It’s a question we’ve all faced: When you find a cache of long-forgotten meat in the back of the refrigerator, do you throw it out and waste money, or eat it and risk intestinal distress? MIT researchers think they have the answer.
Chemistry professor Timothy Swager and colleagues ran a minute electrical current through tiny cylinders of carbon atoms called nanotubes to detect compounds that rotting meat exudes — chemicals with evocative names like putrescine and cadaverine. As microbial activity increased, so did the compounds’ levels, changing the electrical signals and indicating the meat was past its prime.
The company C2Sense, which licensed the technology, is working on creating portable prototypes that will encapsulate the nanotubes and a tiny battery in semipermeable, food-safe material.
With C2Sense beginning field tests later this year, Swager thinks that commercial sensors will appear soon at a grocery store near you. The paper-thin, credit card-size sensors on meat packaging may display text such as, “Eat in X days,” or have a simple color readout: green (safe), yellow (eat soon) or red (time for the trash).

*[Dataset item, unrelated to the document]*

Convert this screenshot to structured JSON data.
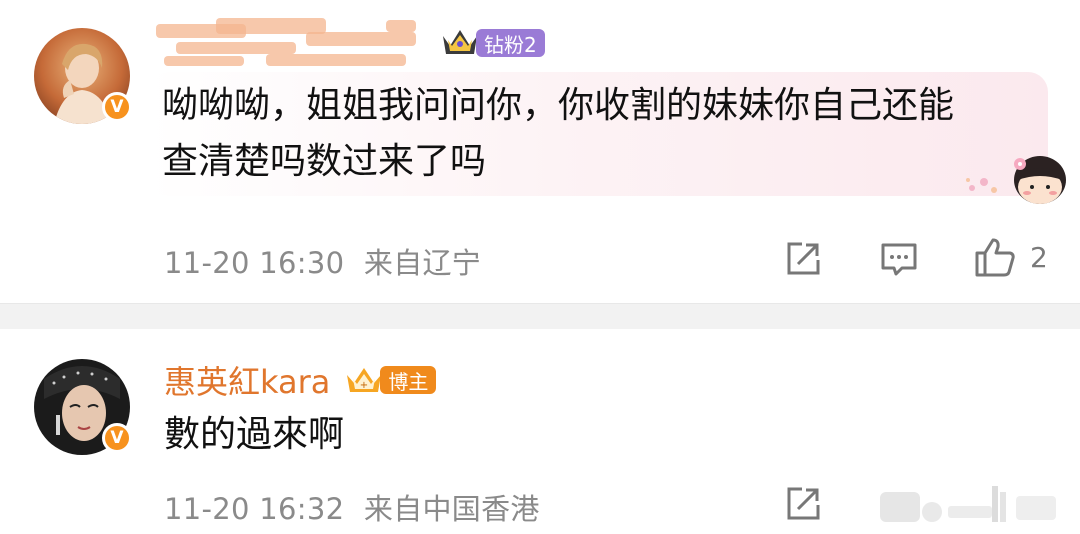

This article originally appeared in print as "Spoiler Alert."